On New Year’s Eve 1999, John Koskinen (Chairman of the President’s Council on Year 2000 Conversion) embarked on a flight that would be airborne at midnight to express his faith in the expensive millennium-ready project. The South-African born author Peter de Jager (Canadian computer engineer who is best known for his 1993 article in the magazine ‘Computerworld’ as well as his Y2K awareness campaign) was also airborne at midnight on a different flight. When the new millennium arrived, both planes landed safely! Without preparing for the new millennium the world would have been in a disastrous situation. Despite the efforts to prevent the Y2K bug from affecting automated systems, there were less severe to minor incidences that occurred mainly in the United Kingdom, the United States, Australia, Denmark, Egypt, and Japan. United States spy satellites could not be detected for three days due to a defective patch to correct the Y2K bug.

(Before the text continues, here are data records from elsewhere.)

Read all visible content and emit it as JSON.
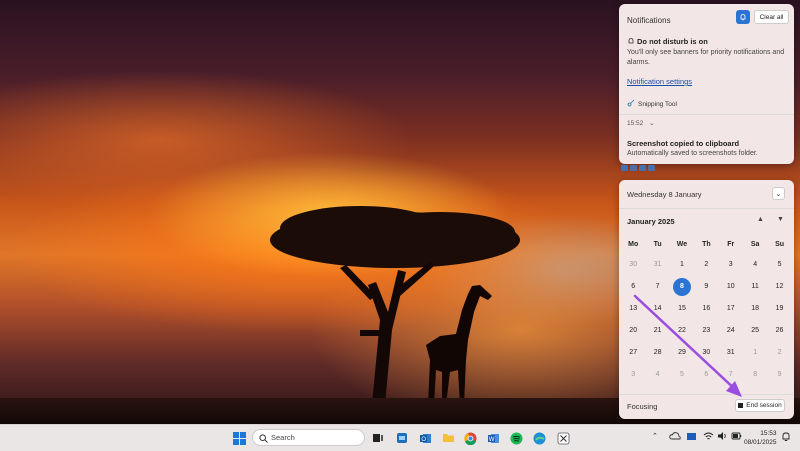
{
  "notifications": {
    "header": "Notifications",
    "clear_all": "Clear all",
    "dnd_title": "Do not disturb is on",
    "dnd_desc": "You'll only see banners for priority notifications and alarms.",
    "settings_link": "Notification settings",
    "app_name": "Snipping Tool",
    "time": "15:52",
    "shot_title": "Screenshot copied to clipboard",
    "shot_desc": "Automatically saved to screenshots folder."
  },
  "calendar": {
    "date_header": "Wednesday 8 January",
    "month": "January 2025",
    "weekdays": [
      "Mo",
      "Tu",
      "We",
      "Th",
      "Fr",
      "Sa",
      "Su"
    ],
    "weeks": [
      [
        "30",
        "31",
        "1",
        "2",
        "3",
        "4",
        "5"
      ],
      [
        "6",
        "7",
        "8",
        "9",
        "10",
        "11",
        "12"
      ],
      [
        "13",
        "14",
        "15",
        "16",
        "17",
        "18",
        "19"
      ],
      [
        "20",
        "21",
        "22",
        "23",
        "24",
        "25",
        "26"
      ],
      [
        "27",
        "28",
        "29",
        "30",
        "31",
        "1",
        "2"
      ],
      [
        "3",
        "4",
        "5",
        "6",
        "7",
        "8",
        "9"
      ]
    ],
    "dim_cells": [
      "0-0",
      "0-1",
      "4-5",
      "4-6",
      "5-0",
      "5-1",
      "5-2",
      "5-3",
      "5-4",
      "5-5",
      "5-6"
    ],
    "today": "1-2",
    "focus_label": "Focusing",
    "end_session": "End session"
  },
  "taskbar": {
    "search_placeholder": "Search",
    "time": "15:53",
    "date": "08/01/2025"
  },
  "colors": {
    "accent": "#2b74d4",
    "annotation": "#9b4de0"
  }
}
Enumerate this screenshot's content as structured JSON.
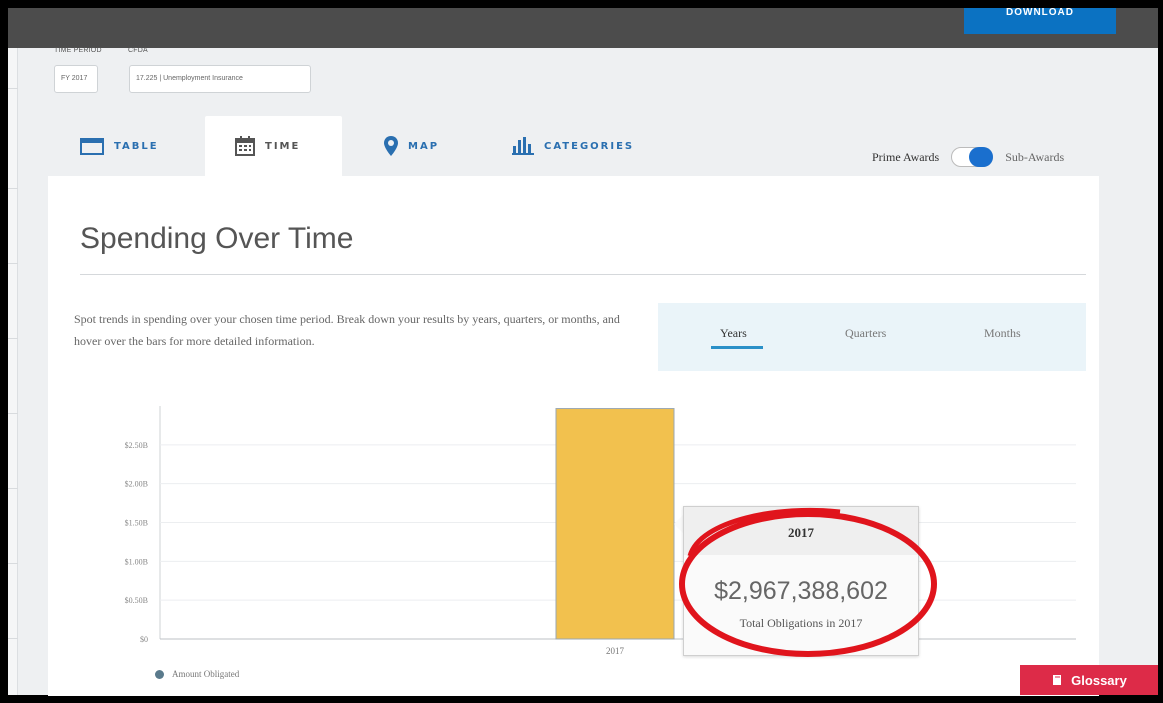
{
  "header": {
    "download_label": "DOWNLOAD"
  },
  "filters": {
    "time_period_label": "TIME PERIOD",
    "cfda_label": "CFDA",
    "time_period_value": "FY 2017",
    "cfda_value": "17.225 | Unemployment Insurance"
  },
  "tabs": [
    {
      "label": "TABLE",
      "icon": "table-icon",
      "active": false
    },
    {
      "label": "TIME",
      "icon": "calendar-icon",
      "active": true
    },
    {
      "label": "MAP",
      "icon": "map-pin-icon",
      "active": false
    },
    {
      "label": "CATEGORIES",
      "icon": "bar-chart-icon",
      "active": false
    }
  ],
  "awards_toggle": {
    "left_label": "Prime Awards",
    "right_label": "Sub-Awards",
    "selected": "Sub-Awards"
  },
  "panel": {
    "title": "Spending Over Time",
    "description": "Spot trends in spending over your chosen time period. Break down your results by years, quarters, or months, and hover over the bars for more detailed information."
  },
  "period_options": [
    {
      "label": "Years",
      "active": true
    },
    {
      "label": "Quarters",
      "active": false
    },
    {
      "label": "Months",
      "active": false
    }
  ],
  "chart_data": {
    "type": "bar",
    "categories": [
      "2017"
    ],
    "series": [
      {
        "name": "Amount Obligated",
        "values": [
          2967388602
        ]
      }
    ],
    "y_ticks": [
      "$0",
      "$0.50B",
      "$1.00B",
      "$1.50B",
      "$2.00B",
      "$2.50B"
    ],
    "ylim": [
      0,
      3000000000
    ],
    "grid": true,
    "bar_color": "#f2c14e",
    "legend_position": "bottom-left"
  },
  "tooltip": {
    "year": "2017",
    "value": "$2,967,388,602",
    "label": "Total Obligations in 2017"
  },
  "annotation": {
    "color": "#e0141c"
  },
  "glossary": {
    "label": "Glossary"
  },
  "colors": {
    "accent": "#0b72c2",
    "glossary": "#dd2b48",
    "topbar": "#4c4c4c"
  }
}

In New York, a man returning a tape to the video store received an invoice for 91,250 dollars for bringing the tape back hundred years later. In Australia, bus tickets were printed with the wrong dates and rejected by ticket scanning hardware. The first baby of the new millennium was born in Denmark – the baby’s age was recorded as hundred years. Egypt’s national newswire service discontinued, but was soon reinstated. Two nuclear power plants in Japan developed minor, non-threatening errors that were promptly addressed. Several months into the new millennium, a health representative in England noticed a statistical irregularity in children born with Down’s syndrome. After studying the statistics, it was obvious that the ages of one-hundred-and-fifty-four mothers were incorrectly recorded during January 2000. According to their true ages, they should have been placed in a high-risk group where they would have been offered medical tests for irregularities during pregnancy. Due to the incorrectly recorded ages, pregnancy risks went undetected; two pregnancies were terminated and four children were born with Down’s syndrome.